#### Extracted data
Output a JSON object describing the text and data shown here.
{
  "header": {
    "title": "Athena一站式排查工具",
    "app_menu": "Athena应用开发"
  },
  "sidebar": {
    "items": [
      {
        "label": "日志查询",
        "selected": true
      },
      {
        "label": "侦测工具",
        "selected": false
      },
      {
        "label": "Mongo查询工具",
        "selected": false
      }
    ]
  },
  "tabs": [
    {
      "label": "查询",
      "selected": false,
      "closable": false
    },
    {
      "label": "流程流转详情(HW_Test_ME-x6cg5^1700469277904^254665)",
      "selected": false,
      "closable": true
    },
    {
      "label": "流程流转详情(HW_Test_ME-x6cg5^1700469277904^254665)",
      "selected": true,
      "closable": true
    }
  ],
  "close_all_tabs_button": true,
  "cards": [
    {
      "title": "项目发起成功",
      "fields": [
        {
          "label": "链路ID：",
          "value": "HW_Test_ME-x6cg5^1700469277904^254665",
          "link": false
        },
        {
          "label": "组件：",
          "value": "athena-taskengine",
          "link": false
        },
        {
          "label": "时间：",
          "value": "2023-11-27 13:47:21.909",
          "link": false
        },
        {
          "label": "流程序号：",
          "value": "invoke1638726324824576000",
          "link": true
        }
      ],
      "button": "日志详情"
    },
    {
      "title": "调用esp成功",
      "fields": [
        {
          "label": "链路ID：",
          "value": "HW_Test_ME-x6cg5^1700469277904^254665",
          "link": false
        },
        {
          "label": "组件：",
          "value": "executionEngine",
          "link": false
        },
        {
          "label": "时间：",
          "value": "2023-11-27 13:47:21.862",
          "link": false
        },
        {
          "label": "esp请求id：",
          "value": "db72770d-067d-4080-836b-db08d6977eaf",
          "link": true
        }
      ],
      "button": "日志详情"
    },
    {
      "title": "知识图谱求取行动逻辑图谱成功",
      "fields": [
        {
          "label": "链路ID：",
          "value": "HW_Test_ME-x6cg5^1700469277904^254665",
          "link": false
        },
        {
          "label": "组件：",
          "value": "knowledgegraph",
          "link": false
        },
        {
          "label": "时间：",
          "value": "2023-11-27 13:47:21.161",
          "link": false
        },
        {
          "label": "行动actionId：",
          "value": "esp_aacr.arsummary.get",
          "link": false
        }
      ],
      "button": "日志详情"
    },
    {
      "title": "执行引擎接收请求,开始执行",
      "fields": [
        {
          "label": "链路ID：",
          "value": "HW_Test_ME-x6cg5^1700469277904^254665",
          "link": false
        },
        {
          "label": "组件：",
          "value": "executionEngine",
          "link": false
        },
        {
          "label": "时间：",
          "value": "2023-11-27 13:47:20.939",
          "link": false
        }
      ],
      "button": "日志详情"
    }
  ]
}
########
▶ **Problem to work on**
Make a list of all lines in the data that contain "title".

▶ **Response to the exercise**
    "title": "Athena一站式排查工具",
      "title": "项目发起成功",
      "title": "调用esp成功",
      "title": "知识图谱求取行动逻辑图谱成功",
      "title": "执行引擎接收请求,开始执行",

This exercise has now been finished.